Knjaz* Nikola I Petrović-Njegoš (24. IX/7. X 1908.)
Your two sorrowful sisters, Bosnia and Herzegovina, on whom thirty years ago briefly shone the light of freedom, are today completely ripped out of the Serbian embrace. The Austro-Hungarian Monarchy has replaced the occupation of those two regions with a final annexation. Without their will and consent they were dragged over to foreign flock. Between you and them, between Montenegro and Bosnia and Herzegovina there are now international and political separations.
You have shed most precious blood for the freedom of these lands. In Herzegovina there are thousands of graves left where the bones of your knightly Montenegrin brothers have already turned to dust. A foreigner marches on them now and foreign hands grip their hands, which extended towards you in hope.
Steel your heroic hearts before such an ill fate of the Serbian tribe, as my heart cries together with yours for the heart of Serbdom - Bosnia and Herzegovina. The mark of the black and yellow colour across Serbian land will not be a border which will separate you in heart and mind from your brothers. To the contrary, those markings will be a visible sign of injustice; they will make the ties and the pledge of eternal hope in the victory of Justice.
Do not despair! Be firm as our rocks in your hope. The current undetermined state of the free parts of Serbian people is transitory. Good days will come after the hard ones. Serbian sun will shine brighter to warm up and give light to every Serbian brother.
The Congress of Berlin took away your land, earned with blood. What little it left you, it imposed heavy burdens on. Article 29. of the Treaty of Berlin, which concerns the seacoast of our homeland, the use of our sovereign rights has been burdened in the beautiful Montenegro's Primorje.** Today, as the provisions of the Congress of Berlin have been violated on multiple sides, especially with the incorporation of Bosnia and Herzegovina into Austria-Hungary, then by itself the provision which had not been imposed with regards to our Primorje is no longer valid. That provision of article 29 of the Treaty of Berlin no longer binds us.

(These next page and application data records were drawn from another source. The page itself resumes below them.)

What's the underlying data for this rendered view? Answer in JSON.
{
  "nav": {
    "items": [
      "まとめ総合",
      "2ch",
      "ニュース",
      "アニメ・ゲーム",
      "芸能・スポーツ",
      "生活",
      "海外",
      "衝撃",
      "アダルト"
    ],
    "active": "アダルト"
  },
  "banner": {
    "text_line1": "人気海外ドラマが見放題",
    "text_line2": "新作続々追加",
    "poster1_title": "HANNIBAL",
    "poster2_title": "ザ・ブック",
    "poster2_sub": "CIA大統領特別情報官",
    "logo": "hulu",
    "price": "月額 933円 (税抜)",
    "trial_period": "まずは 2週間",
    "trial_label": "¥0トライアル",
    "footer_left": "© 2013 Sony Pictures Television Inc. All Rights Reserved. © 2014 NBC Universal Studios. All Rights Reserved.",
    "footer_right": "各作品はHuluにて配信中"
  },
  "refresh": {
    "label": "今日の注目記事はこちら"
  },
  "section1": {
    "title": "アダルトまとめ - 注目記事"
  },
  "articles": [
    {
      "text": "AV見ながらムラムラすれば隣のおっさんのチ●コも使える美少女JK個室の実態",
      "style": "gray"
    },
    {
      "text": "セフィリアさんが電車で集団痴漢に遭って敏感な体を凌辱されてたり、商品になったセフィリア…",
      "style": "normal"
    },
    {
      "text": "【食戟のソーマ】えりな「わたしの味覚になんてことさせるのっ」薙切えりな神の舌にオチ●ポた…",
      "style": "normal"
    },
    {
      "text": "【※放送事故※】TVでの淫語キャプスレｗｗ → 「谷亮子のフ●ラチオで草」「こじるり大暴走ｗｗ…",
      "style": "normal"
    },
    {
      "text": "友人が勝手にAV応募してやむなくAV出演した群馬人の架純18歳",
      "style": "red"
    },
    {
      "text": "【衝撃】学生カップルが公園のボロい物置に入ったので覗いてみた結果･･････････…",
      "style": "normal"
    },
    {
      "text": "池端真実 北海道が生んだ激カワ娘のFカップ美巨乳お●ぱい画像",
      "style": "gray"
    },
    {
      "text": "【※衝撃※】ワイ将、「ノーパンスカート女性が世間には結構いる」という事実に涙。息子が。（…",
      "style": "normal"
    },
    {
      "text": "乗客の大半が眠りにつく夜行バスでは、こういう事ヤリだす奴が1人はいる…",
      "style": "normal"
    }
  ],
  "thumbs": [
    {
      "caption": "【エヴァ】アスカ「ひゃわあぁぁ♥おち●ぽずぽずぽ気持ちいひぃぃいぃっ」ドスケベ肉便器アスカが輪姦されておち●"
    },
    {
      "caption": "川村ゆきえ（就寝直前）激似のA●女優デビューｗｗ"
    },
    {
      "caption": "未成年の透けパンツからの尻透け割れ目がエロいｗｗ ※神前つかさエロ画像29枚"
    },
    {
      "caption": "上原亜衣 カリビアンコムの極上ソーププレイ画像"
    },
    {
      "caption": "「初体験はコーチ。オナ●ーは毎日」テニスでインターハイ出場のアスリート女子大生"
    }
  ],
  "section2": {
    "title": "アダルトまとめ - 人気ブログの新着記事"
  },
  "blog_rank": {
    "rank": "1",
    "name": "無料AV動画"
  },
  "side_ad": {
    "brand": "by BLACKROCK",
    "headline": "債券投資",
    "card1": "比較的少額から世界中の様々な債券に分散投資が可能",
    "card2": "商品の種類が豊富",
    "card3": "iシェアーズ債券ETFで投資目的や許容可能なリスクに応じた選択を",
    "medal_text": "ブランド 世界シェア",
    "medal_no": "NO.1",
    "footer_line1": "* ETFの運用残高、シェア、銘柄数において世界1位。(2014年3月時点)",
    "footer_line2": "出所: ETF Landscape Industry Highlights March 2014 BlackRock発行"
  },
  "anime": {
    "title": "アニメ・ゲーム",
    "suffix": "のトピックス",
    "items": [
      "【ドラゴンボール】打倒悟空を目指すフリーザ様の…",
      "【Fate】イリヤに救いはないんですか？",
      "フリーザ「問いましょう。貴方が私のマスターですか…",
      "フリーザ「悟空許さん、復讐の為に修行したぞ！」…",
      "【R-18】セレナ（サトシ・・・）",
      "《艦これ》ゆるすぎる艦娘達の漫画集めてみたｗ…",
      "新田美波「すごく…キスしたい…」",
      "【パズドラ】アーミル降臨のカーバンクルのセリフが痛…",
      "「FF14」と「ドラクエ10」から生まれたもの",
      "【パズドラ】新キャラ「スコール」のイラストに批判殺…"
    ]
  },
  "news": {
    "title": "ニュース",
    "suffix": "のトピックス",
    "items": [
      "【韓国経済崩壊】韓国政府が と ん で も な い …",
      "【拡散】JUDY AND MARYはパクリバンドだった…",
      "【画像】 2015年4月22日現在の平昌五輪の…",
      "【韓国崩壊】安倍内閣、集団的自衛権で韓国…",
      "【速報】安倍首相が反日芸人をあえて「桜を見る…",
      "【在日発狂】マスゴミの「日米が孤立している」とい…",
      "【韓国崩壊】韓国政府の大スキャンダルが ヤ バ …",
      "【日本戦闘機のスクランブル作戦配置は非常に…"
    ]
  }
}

I am certain that I speak out of the heart and soul of every Montenegrin, announcing to the Great Powers, the signatories of the Treaty of Berlin, that if they allow for the injuries to it, then Montenegro will consider itself free of all the burdens and limitations which this international agreement imposed on it. It is my firm belief that the enlightened Europe will approve this step of mine! You, however, my brave Montenegrins, I call to in the future, as you have in all occasions, be ready to aid me even in the greatest torments which I am ready to share with you until the end of my life for the good of Serbian people.
* Tran. note: closest English equivalent to the title would be "Prince"
** Tran. note: "Primorje" means seacoast, here applied as the name of a region
Translated by Books of Jeremiah